The Able Bakers Carhops Problem

There are situation where there are more than one service

channel. Consider a drive-in restaurant where carhops takes

orders and bring food to the cars. Cars arrive in the manner

shown in Table 3.0. There are 2 carhops- Abu and Bakar. Abu

works faster and works better than Bakar. The distribution of

their service is as shown in Table 3.1 and Table 3.2.


Example simulation execution

The Abu Bakar Carhops Problem

Because this system has two service servers, the simulation

is more complex. Because Abu is a senior, in this case a simple

rule is applied. When both of them (carhops) idle then Abu will

get the customer. Please take note that this condition is

specifically for this drive-in restaurant and can change

according to situation or other applied rules







Service node

Figure 3.0 Abu and Bakar Carhops node diagram


Arrival Event



Server1 Busy




Server2 Busy


Unit enters


Figure 3.1 Arrival Event

Unit enters

Queue for service






Another Unit



Remove the waiting

unit from the queue

Begin server

idle time

Begin servicing

the unit

Figure 3.1 Departure Event for each service station


1. Average waiting time ( minutes )


total time customer wait in queue (minutes)

total numbers of customers



2. Probability (wait)


Number of customers who wait

total numbers of customers




3. Probability of idle server


total idle time of server (minutes)

total run time of simulation



4. Average service time (minutes) for each Abu And Bakar


Total service time (minutes)

total numbers of customers




5. Expected Service time ( minutes )

E(s) =

Σ sp(s)



6. Average time between arrivals (minutes)


Sum of all times between arrival


Number of arrivals - 1



7. Average waiting time of those who wait ( minutes )


total time customer wait in queue (minutes)

total numbers of customers who wait



8. Average time customer spends in the system


total time customer spend in

system (minutes)

total numbers of customers




Example simulation execution

The newspaper Seller’s Problem:

Concern on the purchase and sale of newspaper. The paper

seller buys the newspaper for 33 cents each and sells them for

50 cents each. The newspaper not sold for the day will be sold

as scrap for 5 cents each. Newspaper can be purchase in

bundle of 10 and usually bought in bundle of 50,60 so on. Three

type of newdays good, fair and poor with probabilities 0.35,0.45

and 0.20. The distribution on demand is in Table 3.4. Try to

simulate demands for 20 days and recording profits for each



The newspaper Seller’s Problem

Profit’s formula =

(Revenue from sales) – (cost of newspapers) –

(Lost of profit from excess demand) + (salvage from sale of scrap

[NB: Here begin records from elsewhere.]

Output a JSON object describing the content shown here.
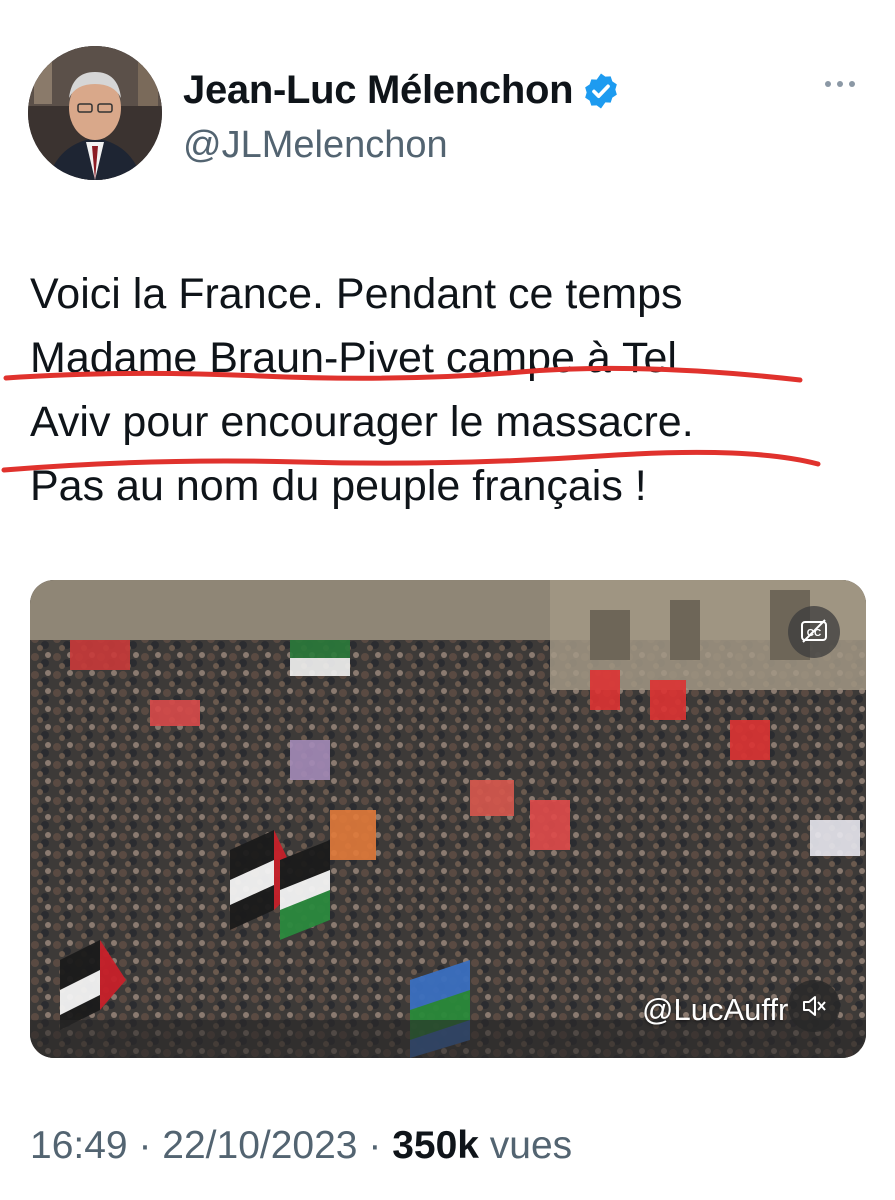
{
  "author": {
    "name": "Jean-Luc Mélenchon",
    "handle": "@JLMelenchon",
    "verified_icon": "verified-badge-icon",
    "verified_color": "#1d9bf0"
  },
  "tweet": {
    "lines": [
      "Voici la France. Pendant ce temps",
      "Madame Braun-Pivet campe à Tel",
      "Aviv pour encourager le massacre.",
      "Pas au nom du peuple français !"
    ],
    "annotation_color": "#e0322d"
  },
  "media": {
    "watermark": "@LucAuffr",
    "cc_icon": "captions-icon",
    "mute_icon": "speaker-muted-icon"
  },
  "meta": {
    "time": "16:49",
    "separator": "·",
    "date": "22/10/2023",
    "views_count": "350k",
    "views_label": "vues"
  },
  "more_icon": "more-options-icon"
}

A simple model

Let me go through a simple example that clarifies some

concepts. Suppose we wish to procure some items for a

special store promotion (call them pans). We can buy these

pans for RM22 and sell them for RM35. If we have any pans left

after the promotion we can sell them to a discounter for RM15.

If we run out of special pans, we will sell normal pans, of which

we have an unlimited supply, and which cost us RM32. We must

buy the special pans in advance. How many pans should we



Clearly, the answer depends on the demand. We do not

know the demand that the promotion will generate. We do

have enough experience in this business to have some feel for

the probabilities involved. Suppose the probabilities are:


We will attack this problem through simulation. In this model,

we have captured uncertainty (demand) in a single random

variable. To simulate a possible demand, we will determine a

random value. This returns a value between 0 and 1 with a

number of nice properties: no value is more likely to occur than

another, and two successive values are not correlated.


Suppose I generate the random number .78. How can

I generate a demand. Simply assign each demand to a

range of values proportional to its probability and determine

where the .78 occurs. One possibility is:

Looking at the ranges, we see the demand is 11. The demand

for .35 is 10 while that for .98 is 13.


How can we use this random demand? Suppose we have

decided to procure 10 pans. We could determine the total profit

for each of our random demands: the profit for the first is 133,

for the second is 130, and 139 for the third. Our estimate for the

profit if we order 10 is $134.

We could then go on to check the profit if we order a different

amount. For instance, if we order 13, our profit is estimated

at $162.33.


At the end, we would have a guess at the best order quantity,

and an estimate of the expected profit. We would not know for

certain that we made the right move, but statistical analysis can

estimate how far off we might be (by the way, to get statistical

significance for this problem, you need roughly 20 runs at each

demand level). Note also, for this problem there is an analytic